Deeks: I’m sure Tim Finchem and I agree that it’d be awesome to have Day and Spieth in the final… or at least one of these two against another single-digit seed. But this event has a history of someone unexpected finishing first or second (e.g., Gary Woodland — who? — last year, Monsieur Dubuisson two years ago), and that too can be exciting if it’s not a walkover for the powerhouse.
Kenesky: Fowler v Mickelson would be very entertaining.
Jason Day said he didn’t have his ‘A’ game on the final day of the Arnold Palmer Invitational but figured out how to get it done. He has a great game for Augusta National. Is Day now the favourite?
Deeks: In my view, “favourite” status doesn’t mean much at Augusta. Day has certainly played well at Augusta in the past, but then, so has McIlroy, Fowler, Dustin Johnson, Zach Johnson, Bubba. Justin Rose has had 3 top 10s, so I don’t count him out, either. And there’s this young kid Spieth who won it last year, and finished second the year before, in his only two attempts. So is Day now the favourite? He’d certainly be somewhere in the top 8.
Mumford: I’m with Deeks on this one. There isn’t a clear front-runner but you could make a case for as many as a dozen players including 2016 PGA Tour winners and past Masters champions.

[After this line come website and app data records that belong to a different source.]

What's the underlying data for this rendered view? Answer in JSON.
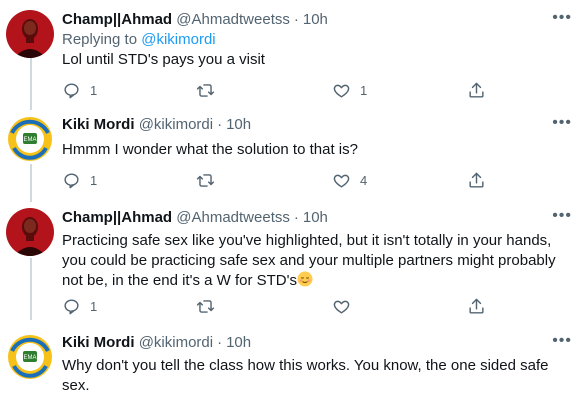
{
  "tweets": [
    {
      "name": "Champ||Ahmad",
      "handle": "@Ahmadtweetss",
      "time": "10h",
      "replying_label": "Replying to",
      "replying_to": "@kikimordi",
      "text": "Lol until STD's pays you a visit",
      "reply_count": "1",
      "retweet_count": "",
      "like_count": "1",
      "avatar": "red-portrait-avatar"
    },
    {
      "name": "Kiki Mordi",
      "handle": "@kikimordi",
      "time": "10h",
      "text": "Hmmm I wonder what the solution to that is?",
      "reply_count": "1",
      "retweet_count": "",
      "like_count": "4",
      "avatar": "generation-change-logo-avatar"
    },
    {
      "name": "Champ||Ahmad",
      "handle": "@Ahmadtweetss",
      "time": "10h",
      "text": "Practicing safe sex like you've highlighted, but it isn't totally in your hands, you could be practicing safe sex and your multiple partners might probably not be, in the end it's a W for STD's",
      "reply_count": "1",
      "retweet_count": "",
      "like_count": "",
      "avatar": "red-portrait-avatar"
    },
    {
      "name": "Kiki Mordi",
      "handle": "@kikimordi",
      "time": "10h",
      "text": "Why don't you tell the class how this works. You know, the one sided safe sex.",
      "avatar": "generation-change-logo-avatar"
    }
  ],
  "colors": {
    "text": "#0f1419",
    "secondary": "#536471",
    "link": "#1d9bf0",
    "thread": "#cfd9de",
    "avatar_red": "#b3131a"
  },
  "icons": [
    "more-icon",
    "reply-icon",
    "retweet-icon",
    "like-icon",
    "share-icon",
    "relieved-face-emoji"
  ]
}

I still think McIlroy will be the guy sitting in the Butler Cabin with a new green jacket on Sunday April 10th.
Quinn: I think he’s been one of the favourites for the past few years. The way he played late last year (in the real part of the season) and the way he kept it together at Bay Hill makes him the favourite for this one. Day has the game for any course, but Augusta National really seems to suit his eye. He should have a couple of jackets before he’s finished, and next month’s a good time to start.
Kenesky: He’s a front runner indeed. Regardless, the Masters will be a great event to see play out. In the end, I think an existing Major champion (Spieth, Day, Zach Johnson) will win the Green Jacket.
Kaplan: That is a tough question. Based off of recent momentum, Day would likely be the logical choice. Yet, I would still put Spieth and Bubba as the overall favourites ahead of the Aussie. Those two guys seem to have Augusta National figured out.
Mastroianni: Nope. Hideki Matsuyama. Said it last week and I’ll say it again. He’s winning The Masters this year. Don’t know why they even have to conduct the tournament.